| What to work on |
Repeat each entry as written, dropping any picture you find.

| Excerpted data |
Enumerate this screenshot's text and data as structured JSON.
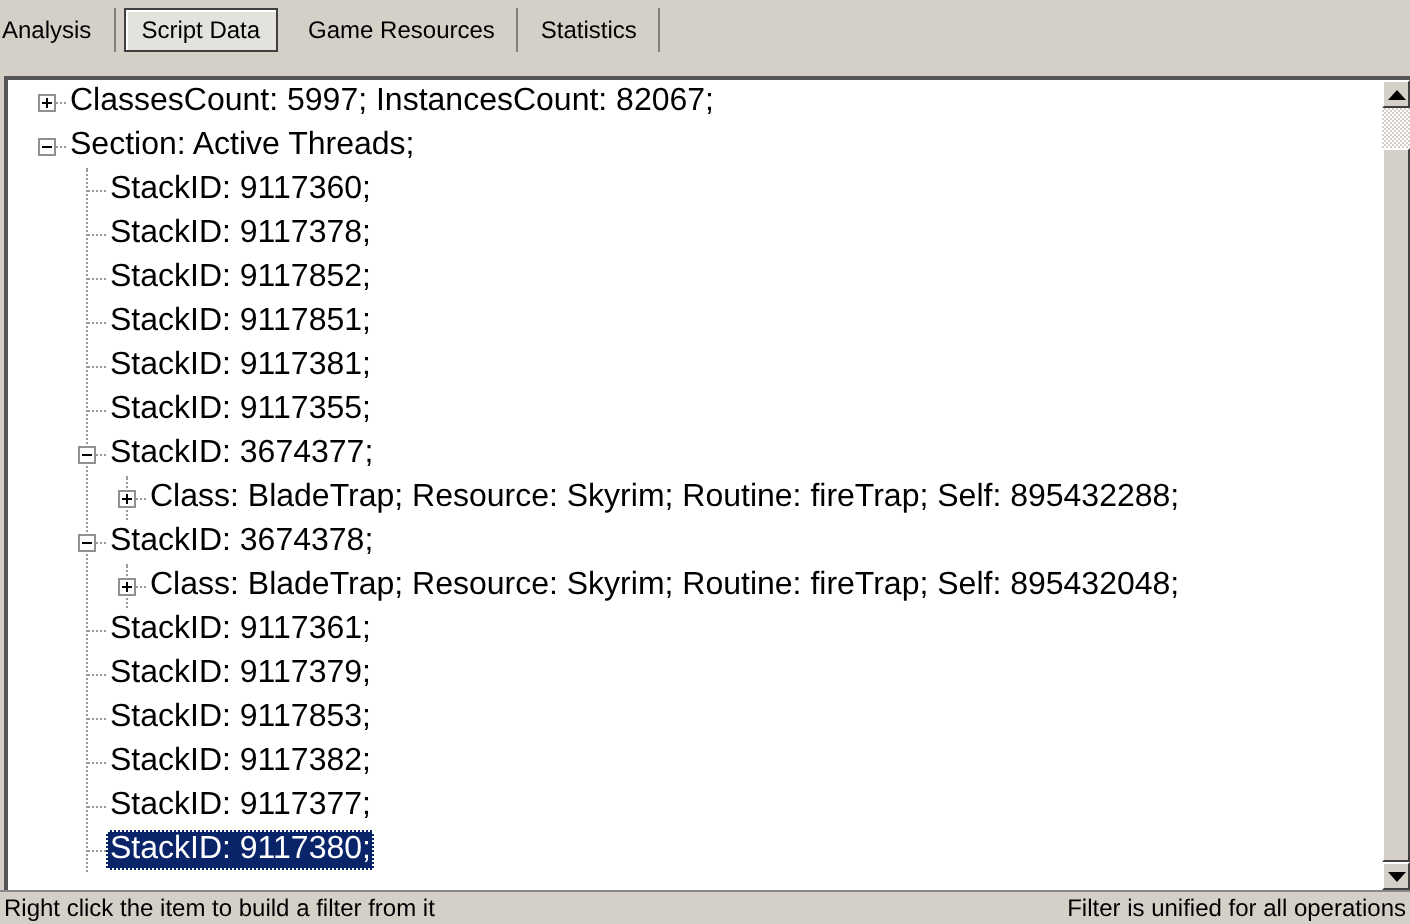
{
  "tabs": [
    {
      "label": "Analysis",
      "selected": false
    },
    {
      "label": "Script Data",
      "selected": true
    },
    {
      "label": "Game Resources",
      "selected": false
    },
    {
      "label": "Statistics",
      "selected": false
    }
  ],
  "tree": [
    {
      "label": "ClassesCount: 5997; InstancesCount: 82067;",
      "expanded": false,
      "selected": false
    },
    {
      "label": "Section: Active Threads;",
      "expanded": true,
      "selected": false,
      "children": [
        {
          "label": "StackID: 9117360;",
          "selected": false
        },
        {
          "label": "StackID: 9117378;",
          "selected": false
        },
        {
          "label": "StackID: 9117852;",
          "selected": false
        },
        {
          "label": "StackID: 9117851;",
          "selected": false
        },
        {
          "label": "StackID: 9117381;",
          "selected": false
        },
        {
          "label": "StackID: 9117355;",
          "selected": false
        },
        {
          "label": "StackID: 3674377;",
          "expanded": true,
          "selected": false,
          "children": [
            {
              "label": "Class: BladeTrap; Resource: Skyrim; Routine: fireTrap; Self: 895432288;",
              "expanded": false,
              "selected": false
            }
          ]
        },
        {
          "label": "StackID: 3674378;",
          "expanded": true,
          "selected": false,
          "children": [
            {
              "label": "Class: BladeTrap; Resource: Skyrim; Routine: fireTrap; Self: 895432048;",
              "expanded": false,
              "selected": false
            }
          ]
        },
        {
          "label": "StackID: 9117361;",
          "selected": false
        },
        {
          "label": "StackID: 9117379;",
          "selected": false
        },
        {
          "label": "StackID: 9117853;",
          "selected": false
        },
        {
          "label": "StackID: 9117382;",
          "selected": false
        },
        {
          "label": "StackID: 9117377;",
          "selected": false
        },
        {
          "label": "StackID: 9117380;",
          "selected": true
        }
      ]
    }
  ],
  "status_bar": {
    "left": "Right click the item to build a filter from it",
    "right": "Filter is unified for all operations"
  }
}
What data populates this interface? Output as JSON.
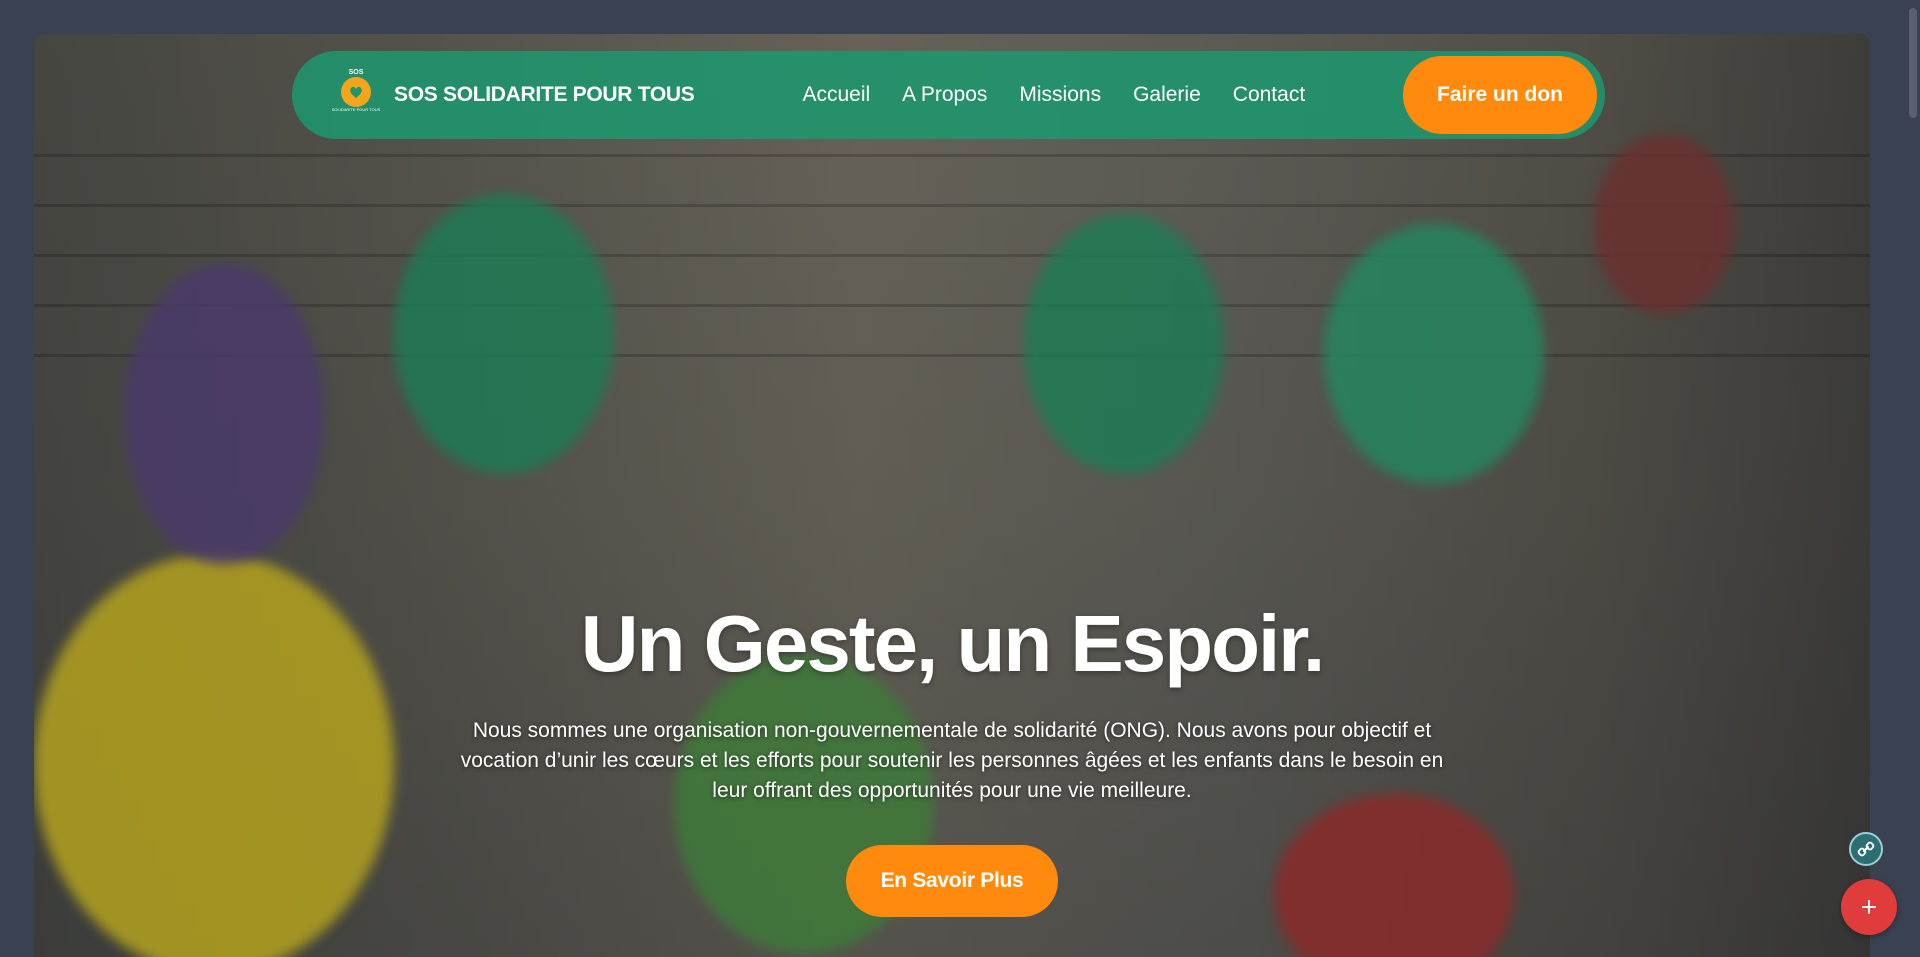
{
  "navbar": {
    "logo_top_text": "SOS",
    "logo_bottom_text": "SOLIDARITE POUR TOUS",
    "brand": "SOS SOLIDARITE POUR TOUS",
    "links": [
      "Accueil",
      "A Propos",
      "Missions",
      "Galerie",
      "Contact"
    ],
    "donate_label": "Faire un don"
  },
  "hero": {
    "title": "Un Geste, un Espoir.",
    "description": "Nous sommes une organisation non-gouvernementale de solidarité (ONG). Nous avons pour objectif et vocation d’unir les cœurs et les efforts pour soutenir les personnes âgées et les enfants dans le besoin en leur offrant des opportunités pour une vie meilleure.",
    "cta_label": "En Savoir Plus"
  },
  "floating": {
    "small_icon": "link-icon",
    "plus_icon": "plus-icon"
  },
  "colors": {
    "navbar_green": "#1e966e",
    "accent_orange": "#ff8a0d",
    "fab_red": "#e03c3c",
    "page_background": "#3a4150"
  }
}
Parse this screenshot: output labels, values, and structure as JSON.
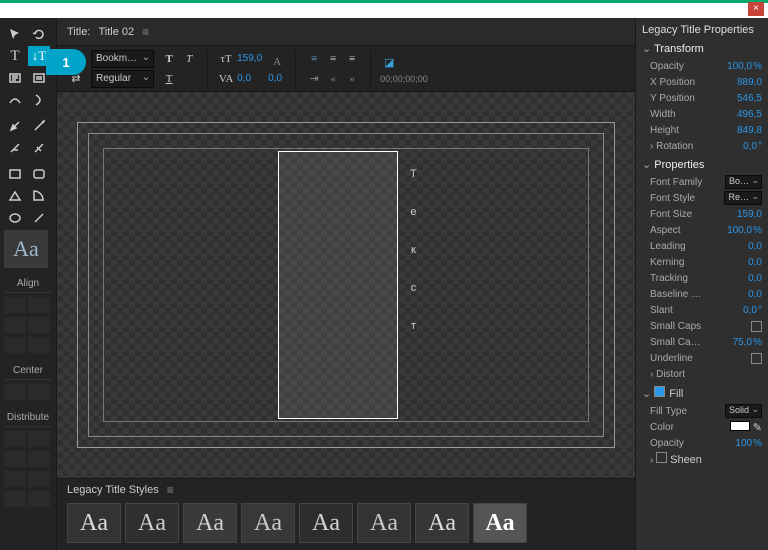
{
  "callout": "1",
  "title_label": "Title:",
  "title_name": "Title 02",
  "font_family": "Bookm…",
  "font_style_tb": "Regular",
  "tracking_val": "159,0",
  "tracking_val2": "0,0",
  "kerning_val": "0,0",
  "timecode": "00;00;00;00",
  "canvas_text": "Текст",
  "styles_header": "Legacy Title Styles",
  "swatches": [
    "Aa",
    "Aa",
    "Aa",
    "Aa",
    "Aa",
    "Aa",
    "Aa",
    "Aa"
  ],
  "aa_label": "Aa",
  "align_label": "Align",
  "center_label": "Center",
  "distribute_label": "Distribute",
  "props": {
    "header": "Legacy Title Properties",
    "groups": {
      "transform": "Transform",
      "properties": "Properties",
      "fill": "Fill"
    },
    "opacity": {
      "l": "Opacity",
      "v": "100,0",
      "u": "%"
    },
    "xpos": {
      "l": "X Position",
      "v": "889,0"
    },
    "ypos": {
      "l": "Y Position",
      "v": "546,5"
    },
    "width": {
      "l": "Width",
      "v": "496,5"
    },
    "height": {
      "l": "Height",
      "v": "849,8"
    },
    "rotation": {
      "l": "Rotation",
      "v": "0,0",
      "u": "°"
    },
    "fontfam": {
      "l": "Font Family",
      "v": "Bo…"
    },
    "fontsty": {
      "l": "Font Style",
      "v": "Re…"
    },
    "fontsize": {
      "l": "Font Size",
      "v": "159,0"
    },
    "aspect": {
      "l": "Aspect",
      "v": "100,0",
      "u": "%"
    },
    "leading": {
      "l": "Leading",
      "v": "0,0"
    },
    "kerning": {
      "l": "Kerning",
      "v": "0,0"
    },
    "tracking": {
      "l": "Tracking",
      "v": "0,0"
    },
    "baseline": {
      "l": "Baseline …",
      "v": "0,0"
    },
    "slant": {
      "l": "Slant",
      "v": "0,0",
      "u": "°"
    },
    "smallcaps": {
      "l": "Small Caps"
    },
    "smallcapsz": {
      "l": "Small Ca…",
      "v": "75,0",
      "u": "%"
    },
    "underline": {
      "l": "Underline"
    },
    "distort": {
      "l": "Distort"
    },
    "filltype": {
      "l": "Fill Type",
      "v": "Solid"
    },
    "color": {
      "l": "Color"
    },
    "fopacity": {
      "l": "Opacity",
      "v": "100",
      "u": "%"
    },
    "sheen": {
      "l": "Sheen"
    }
  }
}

| Answer section |
Enumerate this screenshot's text and data as structured JSON.
{
  "tabs": [
    {
      "label": "Analysis",
      "selected": false
    },
    {
      "label": "Script Data",
      "selected": true
    },
    {
      "label": "Game Resources",
      "selected": false
    },
    {
      "label": "Statistics",
      "selected": false
    }
  ],
  "tree": [
    {
      "label": "ClassesCount: 5997; InstancesCount: 82067;",
      "expanded": false,
      "selected": false
    },
    {
      "label": "Section: Active Threads;",
      "expanded": true,
      "selected": false,
      "children": [
        {
          "label": "StackID: 9117360;",
          "selected": false
        },
        {
          "label": "StackID: 9117378;",
          "selected": false
        },
        {
          "label": "StackID: 9117852;",
          "selected": false
        },
        {
          "label": "StackID: 9117851;",
          "selected": false
        },
        {
          "label": "StackID: 9117381;",
          "selected": false
        },
        {
          "label": "StackID: 9117355;",
          "selected": false
        },
        {
          "label": "StackID: 3674377;",
          "expanded": true,
          "selected": false,
          "children": [
            {
              "label": "Class: BladeTrap; Resource: Skyrim; Routine: fireTrap; Self: 895432288;",
              "expanded": false,
              "selected": false
            }
          ]
        },
        {
          "label": "StackID: 3674378;",
          "expanded": true,
          "selected": false,
          "children": [
            {
              "label": "Class: BladeTrap; Resource: Skyrim; Routine: fireTrap; Self: 895432048;",
              "expanded": false,
              "selected": false
            }
          ]
        },
        {
          "label": "StackID: 9117361;",
          "selected": false
        },
        {
          "label": "StackID: 9117379;",
          "selected": false
        },
        {
          "label": "StackID: 9117853;",
          "selected": false
        },
        {
          "label": "StackID: 9117382;",
          "selected": false
        },
        {
          "label": "StackID: 9117377;",
          "selected": false
        },
        {
          "label": "StackID: 9117380;",
          "selected": true
        }
      ]
    }
  ],
  "status_bar": {
    "left": "Right click the item to build a filter from it",
    "right": "Filter is unified for all operations"
  }
}
What data populates this interface? Output as JSON.
{
  "navbar": {
    "logo_top_text": "SOS",
    "logo_bottom_text": "SOLIDARITE POUR TOUS",
    "brand": "SOS SOLIDARITE POUR TOUS",
    "links": [
      "Accueil",
      "A Propos",
      "Missions",
      "Galerie",
      "Contact"
    ],
    "donate_label": "Faire un don"
  },
  "hero": {
    "title": "Un Geste, un Espoir.",
    "description": "Nous sommes une organisation non-gouvernementale de solidarité (ONG). Nous avons pour objectif et vocation d’unir les cœurs et les efforts pour soutenir les personnes âgées et les enfants dans le besoin en leur offrant des opportunités pour une vie meilleure.",
    "cta_label": "En Savoir Plus"
  },
  "floating": {
    "small_icon": "link-icon",
    "plus_icon": "plus-icon"
  },
  "colors": {
    "navbar_green": "#1e966e",
    "accent_orange": "#ff8a0d",
    "fab_red": "#e03c3c",
    "page_background": "#3a4150"
  }
}
Parse this screenshot: output labels, values, and structure as JSON.
{
  "callout": "1",
  "title_label": "Title:",
  "title_name": "Title 02",
  "font_family": "Bookm…",
  "font_style_tb": "Regular",
  "tracking_val": "159,0",
  "tracking_val2": "0,0",
  "kerning_val": "0,0",
  "timecode": "00;00;00;00",
  "canvas_text": "Текст",
  "styles_header": "Legacy Title Styles",
  "swatches": [
    "Aa",
    "Aa",
    "Aa",
    "Aa",
    "Aa",
    "Aa",
    "Aa",
    "Aa"
  ],
  "aa_label": "Aa",
  "align_label": "Align",
  "center_label": "Center",
  "distribute_label": "Distribute",
  "props": {
    "header": "Legacy Title Properties",
    "groups": {
      "transform": "Transform",
      "properties": "Properties",
      "fill": "Fill"
    },
    "opacity": {
      "l": "Opacity",
      "v": "100,0",
      "u": "%"
    },
    "xpos": {
      "l": "X Position",
      "v": "889,0"
    },
    "ypos": {
      "l": "Y Position",
      "v": "546,5"
    },
    "width": {
      "l": "Width",
      "v": "496,5"
    },
    "height": {
      "l": "Height",
      "v": "849,8"
    },
    "rotation": {
      "l": "Rotation",
      "v": "0,0",
      "u": "°"
    },
    "fontfam": {
      "l": "Font Family",
      "v": "Bo…"
    },
    "fontsty": {
      "l": "Font Style",
      "v": "Re…"
    },
    "fontsize": {
      "l": "Font Size",
      "v": "159,0"
    },
    "aspect": {
      "l": "Aspect",
      "v": "100,0",
      "u": "%"
    },
    "leading": {
      "l": "Leading",
      "v": "0,0"
    },
    "kerning": {
      "l": "Kerning",
      "v": "0,0"
    },
    "tracking": {
      "l": "Tracking",
      "v": "0,0"
    },
    "baseline": {
      "l": "Baseline …",
      "v": "0,0"
    },
    "slant": {
      "l": "Slant",
      "v": "0,0",
      "u": "°"
    },
    "smallcaps": {
      "l": "Small Caps"
    },
    "smallcapsz": {
      "l": "Small Ca…",
      "v": "75,0",
      "u": "%"
    },
    "underline": {
      "l": "Underline"
    },
    "distort": {
      "l": "Distort"
    },
    "filltype": {
      "l": "Fill Type",
      "v": "Solid"
    },
    "color": {
      "l": "Color"
    },
    "fopacity": {
      "l": "Opacity",
      "v": "100",
      "u": "%"
    },
    "sheen": {
      "l": "Sheen"
    }
  }
}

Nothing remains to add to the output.